Segment Open

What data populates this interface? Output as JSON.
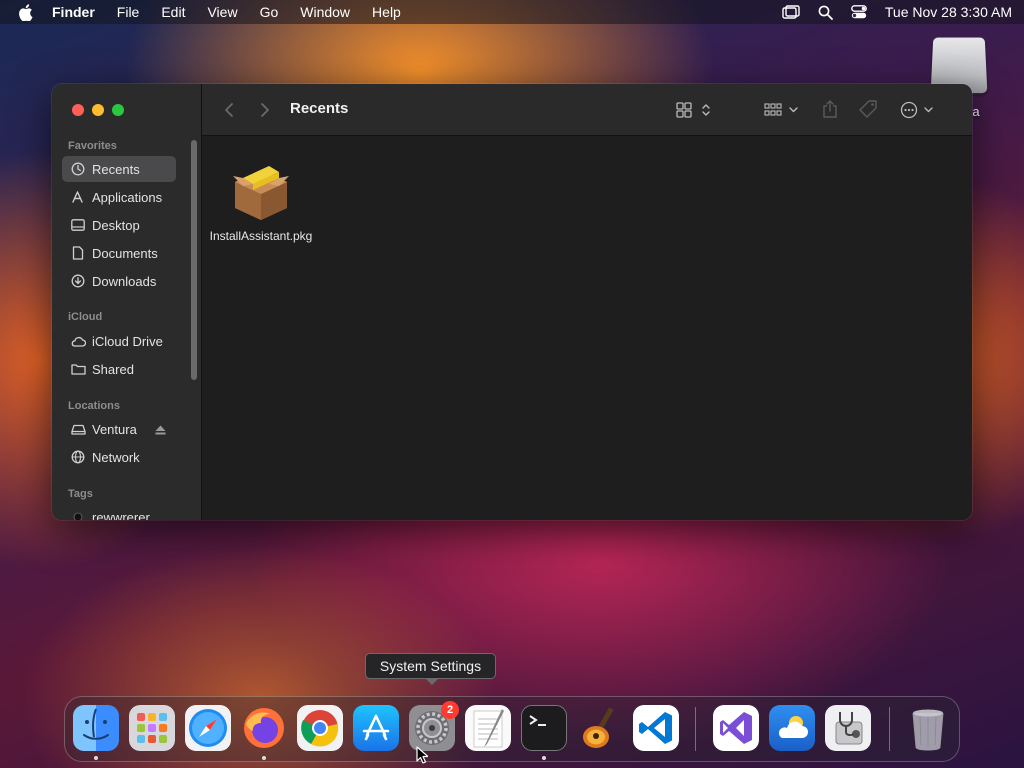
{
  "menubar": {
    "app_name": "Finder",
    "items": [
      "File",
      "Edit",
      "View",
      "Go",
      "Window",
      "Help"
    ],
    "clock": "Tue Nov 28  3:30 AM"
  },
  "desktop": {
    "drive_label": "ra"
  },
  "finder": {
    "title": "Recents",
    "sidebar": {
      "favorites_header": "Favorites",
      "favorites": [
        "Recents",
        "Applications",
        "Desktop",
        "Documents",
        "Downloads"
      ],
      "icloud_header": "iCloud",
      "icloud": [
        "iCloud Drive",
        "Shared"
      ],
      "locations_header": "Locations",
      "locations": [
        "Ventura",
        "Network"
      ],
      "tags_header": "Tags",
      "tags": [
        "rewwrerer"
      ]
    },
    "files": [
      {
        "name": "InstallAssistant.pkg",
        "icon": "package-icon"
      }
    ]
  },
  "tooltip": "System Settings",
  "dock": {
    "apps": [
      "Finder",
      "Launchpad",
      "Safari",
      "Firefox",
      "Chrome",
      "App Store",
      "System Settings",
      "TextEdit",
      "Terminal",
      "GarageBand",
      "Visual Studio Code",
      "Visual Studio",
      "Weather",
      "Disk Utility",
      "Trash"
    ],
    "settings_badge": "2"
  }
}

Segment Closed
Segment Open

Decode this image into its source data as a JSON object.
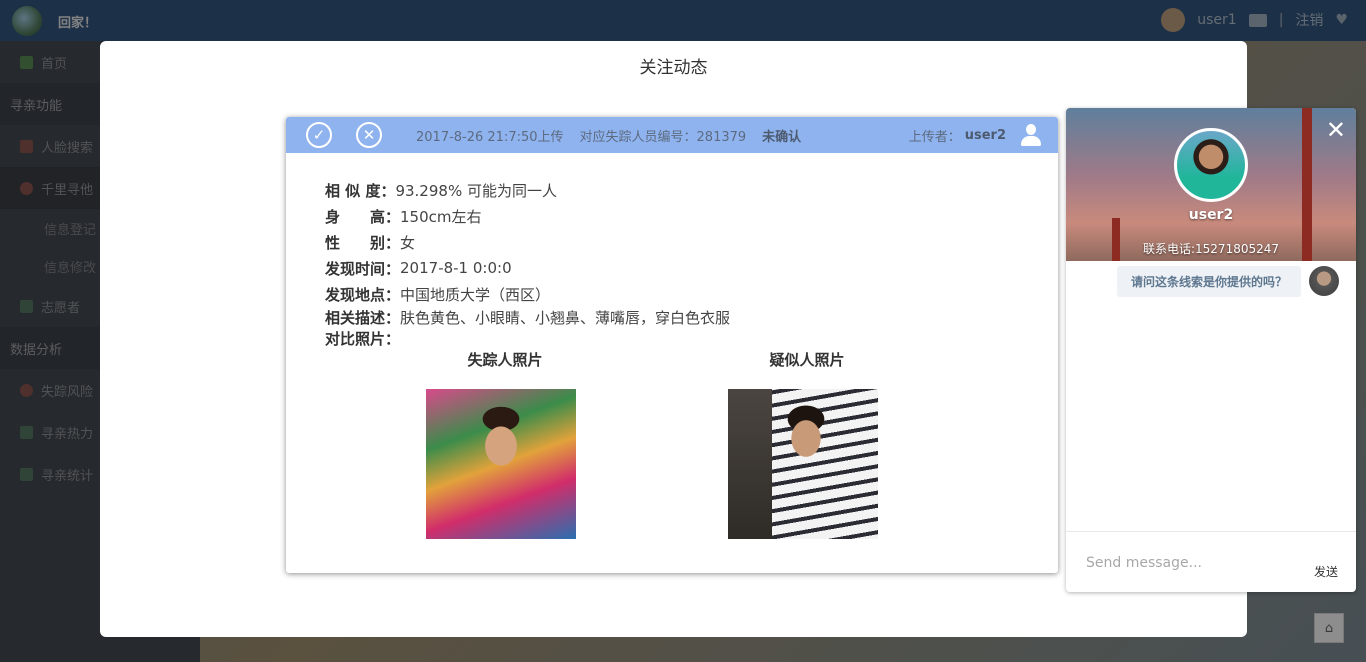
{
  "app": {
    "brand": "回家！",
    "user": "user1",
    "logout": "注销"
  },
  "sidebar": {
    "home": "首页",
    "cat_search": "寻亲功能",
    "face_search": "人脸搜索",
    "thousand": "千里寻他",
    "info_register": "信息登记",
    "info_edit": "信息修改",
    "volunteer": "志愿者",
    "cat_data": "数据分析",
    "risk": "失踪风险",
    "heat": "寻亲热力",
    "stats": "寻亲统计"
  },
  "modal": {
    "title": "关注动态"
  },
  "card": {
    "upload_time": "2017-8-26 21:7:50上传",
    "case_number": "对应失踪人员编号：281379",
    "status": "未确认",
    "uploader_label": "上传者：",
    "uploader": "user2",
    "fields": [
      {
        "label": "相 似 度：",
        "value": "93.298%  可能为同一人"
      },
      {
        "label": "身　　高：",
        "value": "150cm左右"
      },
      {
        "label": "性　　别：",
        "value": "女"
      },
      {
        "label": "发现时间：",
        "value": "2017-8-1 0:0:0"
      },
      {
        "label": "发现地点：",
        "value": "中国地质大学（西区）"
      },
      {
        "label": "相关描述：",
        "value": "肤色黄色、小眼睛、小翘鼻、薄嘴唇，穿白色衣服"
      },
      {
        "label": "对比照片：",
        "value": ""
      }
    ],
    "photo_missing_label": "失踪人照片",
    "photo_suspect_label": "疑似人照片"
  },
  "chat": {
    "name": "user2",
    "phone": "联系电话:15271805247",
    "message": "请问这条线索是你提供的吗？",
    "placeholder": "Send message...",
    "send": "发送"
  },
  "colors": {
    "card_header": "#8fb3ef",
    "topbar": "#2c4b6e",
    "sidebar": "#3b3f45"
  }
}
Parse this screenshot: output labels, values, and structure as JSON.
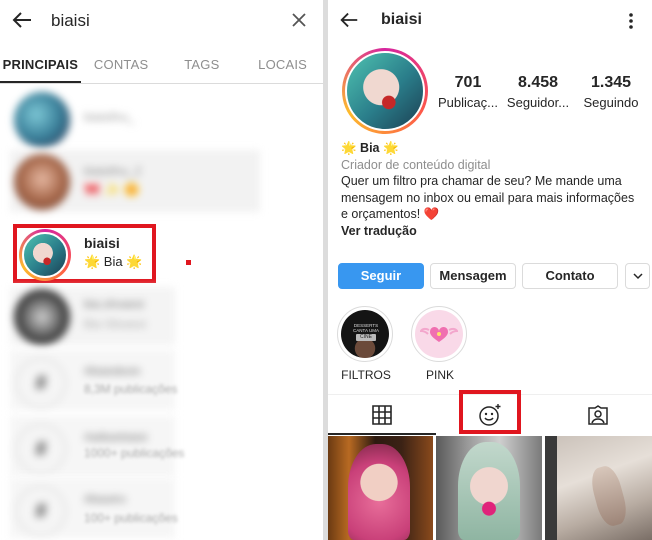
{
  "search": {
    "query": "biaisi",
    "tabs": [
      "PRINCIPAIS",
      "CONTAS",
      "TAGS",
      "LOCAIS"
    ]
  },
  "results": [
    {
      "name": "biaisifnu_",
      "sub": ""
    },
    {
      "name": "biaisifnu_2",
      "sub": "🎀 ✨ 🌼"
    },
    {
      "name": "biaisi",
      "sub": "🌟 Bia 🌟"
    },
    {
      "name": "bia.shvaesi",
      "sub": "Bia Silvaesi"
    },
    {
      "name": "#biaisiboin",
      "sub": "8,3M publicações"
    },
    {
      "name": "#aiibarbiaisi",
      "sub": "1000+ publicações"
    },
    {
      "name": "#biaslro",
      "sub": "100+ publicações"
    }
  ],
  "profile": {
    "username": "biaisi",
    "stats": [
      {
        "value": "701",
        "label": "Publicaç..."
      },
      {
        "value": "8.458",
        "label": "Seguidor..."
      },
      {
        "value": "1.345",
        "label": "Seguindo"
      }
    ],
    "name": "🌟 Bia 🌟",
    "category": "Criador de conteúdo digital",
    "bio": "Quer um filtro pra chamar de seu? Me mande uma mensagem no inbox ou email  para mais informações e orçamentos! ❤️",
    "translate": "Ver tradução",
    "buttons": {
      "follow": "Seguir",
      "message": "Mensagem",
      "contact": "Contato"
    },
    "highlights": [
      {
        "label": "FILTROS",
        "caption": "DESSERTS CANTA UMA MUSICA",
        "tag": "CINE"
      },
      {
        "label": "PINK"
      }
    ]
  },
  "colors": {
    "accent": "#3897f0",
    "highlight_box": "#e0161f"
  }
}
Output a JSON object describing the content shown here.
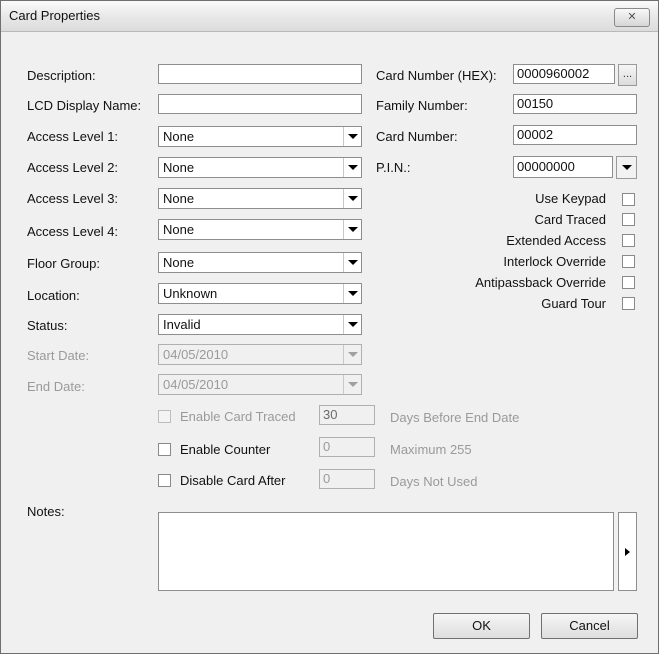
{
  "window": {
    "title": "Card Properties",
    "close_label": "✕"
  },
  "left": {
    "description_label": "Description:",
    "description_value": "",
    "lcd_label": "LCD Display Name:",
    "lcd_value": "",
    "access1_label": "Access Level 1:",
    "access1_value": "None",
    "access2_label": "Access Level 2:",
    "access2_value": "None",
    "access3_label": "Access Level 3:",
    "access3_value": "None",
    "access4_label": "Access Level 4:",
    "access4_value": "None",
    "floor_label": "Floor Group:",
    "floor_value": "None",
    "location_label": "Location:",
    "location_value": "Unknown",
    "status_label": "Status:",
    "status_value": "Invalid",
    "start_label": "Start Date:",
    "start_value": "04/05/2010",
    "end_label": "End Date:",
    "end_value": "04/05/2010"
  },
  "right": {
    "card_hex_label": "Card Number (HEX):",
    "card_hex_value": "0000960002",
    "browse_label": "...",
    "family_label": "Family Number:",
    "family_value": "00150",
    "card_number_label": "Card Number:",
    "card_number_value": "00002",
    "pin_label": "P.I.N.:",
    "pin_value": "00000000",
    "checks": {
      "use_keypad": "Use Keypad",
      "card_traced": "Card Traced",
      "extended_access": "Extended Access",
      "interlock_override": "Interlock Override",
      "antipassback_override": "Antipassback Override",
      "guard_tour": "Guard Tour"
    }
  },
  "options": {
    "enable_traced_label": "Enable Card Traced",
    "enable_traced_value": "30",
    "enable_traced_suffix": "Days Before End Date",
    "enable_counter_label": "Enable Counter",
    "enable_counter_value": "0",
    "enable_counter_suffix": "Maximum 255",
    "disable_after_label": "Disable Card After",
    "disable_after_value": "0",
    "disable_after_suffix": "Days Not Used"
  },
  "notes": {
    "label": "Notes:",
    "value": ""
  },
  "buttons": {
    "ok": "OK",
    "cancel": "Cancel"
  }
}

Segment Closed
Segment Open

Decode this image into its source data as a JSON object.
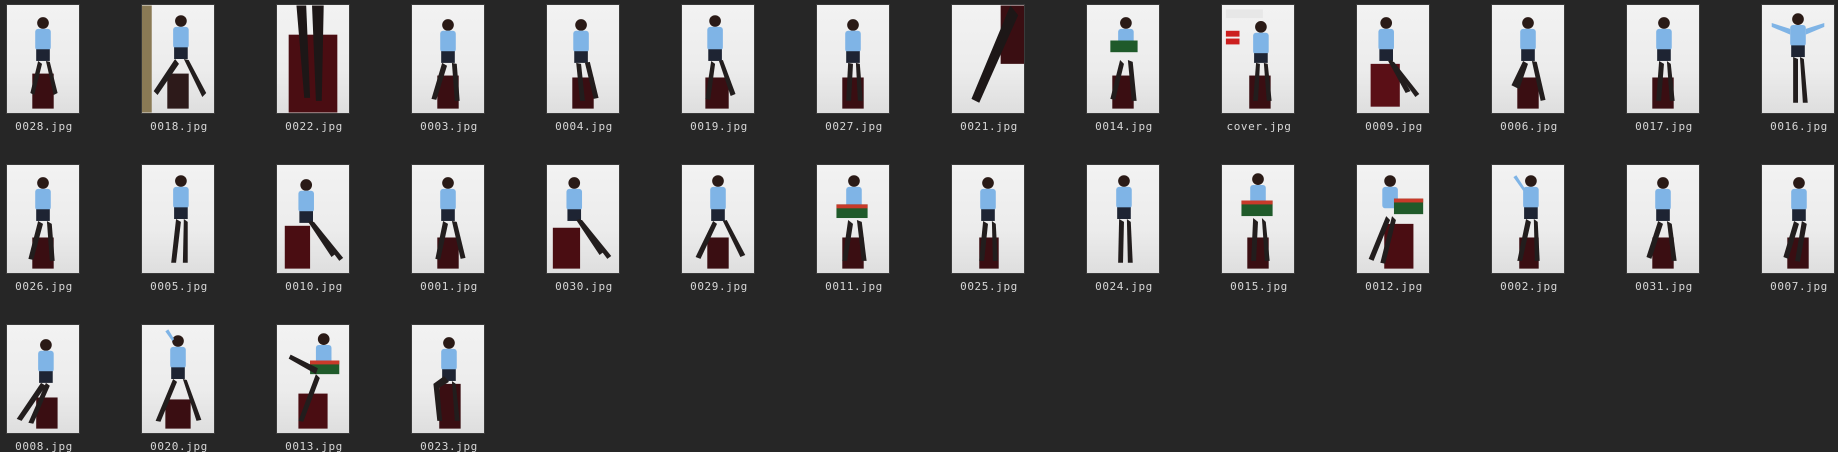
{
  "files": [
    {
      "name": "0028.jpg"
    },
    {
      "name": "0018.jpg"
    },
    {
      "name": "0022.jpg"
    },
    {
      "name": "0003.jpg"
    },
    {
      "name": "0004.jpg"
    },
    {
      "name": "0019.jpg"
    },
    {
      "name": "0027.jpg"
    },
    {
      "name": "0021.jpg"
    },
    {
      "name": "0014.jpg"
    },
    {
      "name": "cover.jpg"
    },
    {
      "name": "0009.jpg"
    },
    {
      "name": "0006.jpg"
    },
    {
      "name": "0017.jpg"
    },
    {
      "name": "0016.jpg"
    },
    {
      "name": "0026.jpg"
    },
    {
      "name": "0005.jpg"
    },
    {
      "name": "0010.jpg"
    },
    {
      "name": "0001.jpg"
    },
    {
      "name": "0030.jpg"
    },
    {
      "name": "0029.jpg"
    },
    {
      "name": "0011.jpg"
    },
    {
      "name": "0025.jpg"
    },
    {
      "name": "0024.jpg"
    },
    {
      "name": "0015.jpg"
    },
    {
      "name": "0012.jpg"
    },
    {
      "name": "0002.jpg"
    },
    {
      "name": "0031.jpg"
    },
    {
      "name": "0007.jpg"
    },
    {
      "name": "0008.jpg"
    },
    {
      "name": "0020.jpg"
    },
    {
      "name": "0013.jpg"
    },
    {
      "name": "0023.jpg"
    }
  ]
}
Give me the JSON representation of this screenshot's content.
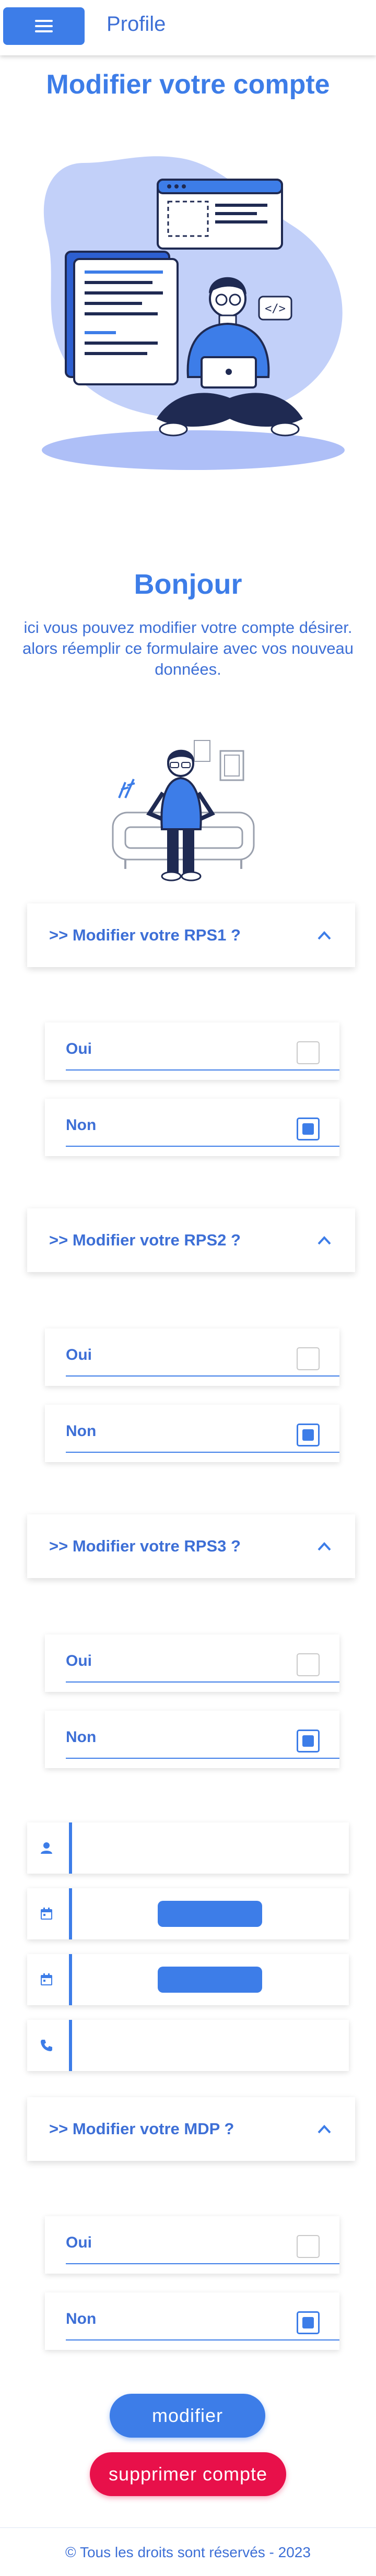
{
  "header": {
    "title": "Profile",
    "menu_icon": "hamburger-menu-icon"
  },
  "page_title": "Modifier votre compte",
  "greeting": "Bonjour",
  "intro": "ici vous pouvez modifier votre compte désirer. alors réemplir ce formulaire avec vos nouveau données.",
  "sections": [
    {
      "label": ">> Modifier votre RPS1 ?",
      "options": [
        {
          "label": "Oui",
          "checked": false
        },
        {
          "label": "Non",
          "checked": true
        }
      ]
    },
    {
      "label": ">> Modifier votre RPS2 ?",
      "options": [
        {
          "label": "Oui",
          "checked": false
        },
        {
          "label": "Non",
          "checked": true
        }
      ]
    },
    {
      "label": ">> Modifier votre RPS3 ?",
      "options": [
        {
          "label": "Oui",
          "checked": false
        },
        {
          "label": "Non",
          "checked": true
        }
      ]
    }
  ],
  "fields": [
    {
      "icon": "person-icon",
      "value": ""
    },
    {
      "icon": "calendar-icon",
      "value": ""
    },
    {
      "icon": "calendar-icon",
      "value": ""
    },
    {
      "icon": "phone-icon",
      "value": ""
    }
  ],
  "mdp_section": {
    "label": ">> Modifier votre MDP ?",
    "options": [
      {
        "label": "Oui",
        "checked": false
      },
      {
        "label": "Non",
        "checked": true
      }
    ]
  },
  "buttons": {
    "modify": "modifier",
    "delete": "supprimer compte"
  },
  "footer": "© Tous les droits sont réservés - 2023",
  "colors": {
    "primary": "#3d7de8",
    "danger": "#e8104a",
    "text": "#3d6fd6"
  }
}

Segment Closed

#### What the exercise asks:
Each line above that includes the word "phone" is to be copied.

#### Solution to this exercise:
    "phone": "联系电话:15271805247",
      "icon": "phone-icon",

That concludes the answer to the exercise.